The Fifth Circuit denied the petition for rehearing en banc, granted the petition for rehearing, and withdrew its prior opinion, substituting the following opinion. The court affirmed the district court's partial grant of defendants' motion to dismiss a 42 U.S.C. 1983 action claiming that the Texas Medical Board's execution of an administrative subpoena in plaintiff's office violated the Fourth Amendment. The court held that it was clearly established at the time of this search that the medical profession as a whole is not a closely regulated industry, meaning that governmental agents violate the Constitution when they search clinics that are not pain management clinics without providing an opportunity for precompliance review. The court also held that, even assuming that pain management clinics are part of a closely regulated industry, on-demand searches of those clinics violate the constitution when the statutory scheme authorizing the search fails to provide sufficient constraints on the discretion of the inspecting officers.
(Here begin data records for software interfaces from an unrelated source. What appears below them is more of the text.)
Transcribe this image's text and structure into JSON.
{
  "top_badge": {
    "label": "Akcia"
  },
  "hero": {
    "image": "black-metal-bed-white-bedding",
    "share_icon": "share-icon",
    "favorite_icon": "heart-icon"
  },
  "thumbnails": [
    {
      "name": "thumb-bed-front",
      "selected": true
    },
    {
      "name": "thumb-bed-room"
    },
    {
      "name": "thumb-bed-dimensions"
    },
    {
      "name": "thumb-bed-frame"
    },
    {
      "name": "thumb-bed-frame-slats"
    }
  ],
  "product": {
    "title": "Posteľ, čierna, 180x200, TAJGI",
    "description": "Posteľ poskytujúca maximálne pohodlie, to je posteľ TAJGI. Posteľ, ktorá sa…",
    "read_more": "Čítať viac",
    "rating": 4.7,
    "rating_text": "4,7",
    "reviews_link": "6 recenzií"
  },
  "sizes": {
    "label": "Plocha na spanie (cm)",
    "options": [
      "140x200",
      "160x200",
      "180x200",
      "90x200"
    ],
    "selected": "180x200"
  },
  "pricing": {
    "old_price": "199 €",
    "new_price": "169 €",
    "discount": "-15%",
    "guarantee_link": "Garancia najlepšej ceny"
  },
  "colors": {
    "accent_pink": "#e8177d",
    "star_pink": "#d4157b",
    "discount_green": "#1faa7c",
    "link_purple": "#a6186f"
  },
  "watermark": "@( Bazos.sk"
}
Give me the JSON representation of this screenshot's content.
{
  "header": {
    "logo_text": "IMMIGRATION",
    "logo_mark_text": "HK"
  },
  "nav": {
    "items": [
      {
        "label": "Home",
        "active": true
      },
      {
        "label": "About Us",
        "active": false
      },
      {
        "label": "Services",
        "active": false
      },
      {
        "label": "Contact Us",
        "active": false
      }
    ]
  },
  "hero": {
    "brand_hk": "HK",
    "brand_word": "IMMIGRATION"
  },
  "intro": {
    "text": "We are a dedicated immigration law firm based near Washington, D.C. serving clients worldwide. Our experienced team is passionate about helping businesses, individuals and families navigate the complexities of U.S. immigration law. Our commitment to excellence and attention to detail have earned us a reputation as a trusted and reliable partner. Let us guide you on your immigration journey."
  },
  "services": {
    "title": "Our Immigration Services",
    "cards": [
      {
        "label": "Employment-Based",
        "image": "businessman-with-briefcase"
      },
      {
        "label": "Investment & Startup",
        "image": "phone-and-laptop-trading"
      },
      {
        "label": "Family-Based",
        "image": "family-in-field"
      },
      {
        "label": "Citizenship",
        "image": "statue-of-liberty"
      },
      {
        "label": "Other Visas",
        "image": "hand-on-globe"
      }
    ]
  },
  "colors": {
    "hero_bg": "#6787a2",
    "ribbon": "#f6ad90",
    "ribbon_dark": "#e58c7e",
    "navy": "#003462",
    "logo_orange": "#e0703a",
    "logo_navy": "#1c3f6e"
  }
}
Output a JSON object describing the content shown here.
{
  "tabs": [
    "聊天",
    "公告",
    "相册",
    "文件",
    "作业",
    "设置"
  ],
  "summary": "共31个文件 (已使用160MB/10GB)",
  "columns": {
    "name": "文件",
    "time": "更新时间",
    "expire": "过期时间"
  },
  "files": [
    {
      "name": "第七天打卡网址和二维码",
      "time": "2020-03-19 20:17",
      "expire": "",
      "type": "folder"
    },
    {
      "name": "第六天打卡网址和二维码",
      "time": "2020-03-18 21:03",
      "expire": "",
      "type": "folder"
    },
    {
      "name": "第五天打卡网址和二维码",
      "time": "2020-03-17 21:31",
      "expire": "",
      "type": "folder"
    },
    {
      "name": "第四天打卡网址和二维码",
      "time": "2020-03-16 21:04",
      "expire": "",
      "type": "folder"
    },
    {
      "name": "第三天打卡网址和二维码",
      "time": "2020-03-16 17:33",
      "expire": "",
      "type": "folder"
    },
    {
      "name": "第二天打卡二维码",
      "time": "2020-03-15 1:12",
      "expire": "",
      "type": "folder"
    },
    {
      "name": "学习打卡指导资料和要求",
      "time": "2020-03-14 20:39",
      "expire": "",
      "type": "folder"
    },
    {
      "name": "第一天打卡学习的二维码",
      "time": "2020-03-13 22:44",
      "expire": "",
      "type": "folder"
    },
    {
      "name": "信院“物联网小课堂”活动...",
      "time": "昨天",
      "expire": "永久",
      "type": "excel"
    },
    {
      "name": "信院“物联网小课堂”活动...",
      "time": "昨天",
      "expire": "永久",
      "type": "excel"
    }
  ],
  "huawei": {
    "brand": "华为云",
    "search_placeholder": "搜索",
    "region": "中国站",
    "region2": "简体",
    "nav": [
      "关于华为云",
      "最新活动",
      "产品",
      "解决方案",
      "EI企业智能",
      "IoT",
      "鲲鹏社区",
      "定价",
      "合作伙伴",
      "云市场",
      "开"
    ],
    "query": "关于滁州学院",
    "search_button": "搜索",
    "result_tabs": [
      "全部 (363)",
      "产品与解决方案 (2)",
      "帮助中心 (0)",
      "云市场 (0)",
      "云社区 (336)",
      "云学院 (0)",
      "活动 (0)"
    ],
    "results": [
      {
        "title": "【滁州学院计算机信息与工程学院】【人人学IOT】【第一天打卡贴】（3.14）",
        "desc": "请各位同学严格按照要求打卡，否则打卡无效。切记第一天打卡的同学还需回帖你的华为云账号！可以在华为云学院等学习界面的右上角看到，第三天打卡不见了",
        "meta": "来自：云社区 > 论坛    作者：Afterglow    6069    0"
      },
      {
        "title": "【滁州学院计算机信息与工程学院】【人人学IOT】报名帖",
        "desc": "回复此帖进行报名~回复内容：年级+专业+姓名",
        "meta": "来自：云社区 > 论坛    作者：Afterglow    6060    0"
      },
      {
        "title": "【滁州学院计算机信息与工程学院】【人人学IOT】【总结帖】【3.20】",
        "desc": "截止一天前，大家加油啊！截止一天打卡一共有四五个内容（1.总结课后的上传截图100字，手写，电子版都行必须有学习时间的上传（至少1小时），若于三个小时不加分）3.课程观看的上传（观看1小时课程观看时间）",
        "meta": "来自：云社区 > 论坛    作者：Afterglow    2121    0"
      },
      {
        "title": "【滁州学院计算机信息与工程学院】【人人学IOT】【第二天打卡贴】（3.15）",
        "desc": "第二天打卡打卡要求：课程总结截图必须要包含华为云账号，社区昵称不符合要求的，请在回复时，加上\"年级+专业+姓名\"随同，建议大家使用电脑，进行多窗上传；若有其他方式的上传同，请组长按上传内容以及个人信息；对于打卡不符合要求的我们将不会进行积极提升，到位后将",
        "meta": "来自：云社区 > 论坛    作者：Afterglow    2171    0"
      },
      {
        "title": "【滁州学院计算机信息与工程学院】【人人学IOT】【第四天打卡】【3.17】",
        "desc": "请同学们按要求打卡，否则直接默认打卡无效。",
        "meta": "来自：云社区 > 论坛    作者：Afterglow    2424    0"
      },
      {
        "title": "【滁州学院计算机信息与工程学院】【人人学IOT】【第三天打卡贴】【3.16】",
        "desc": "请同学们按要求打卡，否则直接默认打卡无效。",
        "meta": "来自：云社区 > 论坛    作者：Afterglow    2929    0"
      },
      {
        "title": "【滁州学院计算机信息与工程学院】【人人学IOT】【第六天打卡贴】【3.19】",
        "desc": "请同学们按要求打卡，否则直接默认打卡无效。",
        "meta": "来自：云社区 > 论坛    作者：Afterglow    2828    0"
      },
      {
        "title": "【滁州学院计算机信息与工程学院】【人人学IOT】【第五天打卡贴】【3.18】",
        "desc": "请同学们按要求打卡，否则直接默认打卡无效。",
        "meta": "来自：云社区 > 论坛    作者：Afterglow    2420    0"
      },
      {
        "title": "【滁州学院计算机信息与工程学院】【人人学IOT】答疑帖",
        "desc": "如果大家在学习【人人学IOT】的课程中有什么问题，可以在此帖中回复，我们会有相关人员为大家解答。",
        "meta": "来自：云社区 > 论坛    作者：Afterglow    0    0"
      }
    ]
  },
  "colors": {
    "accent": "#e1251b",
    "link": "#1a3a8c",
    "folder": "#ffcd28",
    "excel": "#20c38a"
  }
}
In this case, the unlawfulness of defendants' conduct was not clearly established at the time of the search. The court also held that the search was not pretextual; the district court did not abuse its discretion in abstaining from deciding the declaratory judgment claims; Director Robinson was not deliberately indifferent in delegating her subpoena authority in light of the fact she was acting pursuant to the regulations in the same way as her predecessors and the numerous subpoenas issued each year; and, to the extent plaintiffs sought to impose section 1983 liability on Defendants Kirby and Pease, through the subdelegation argument, that law also was not clearly established. View "Zadeh v. Robinson" on Justia Law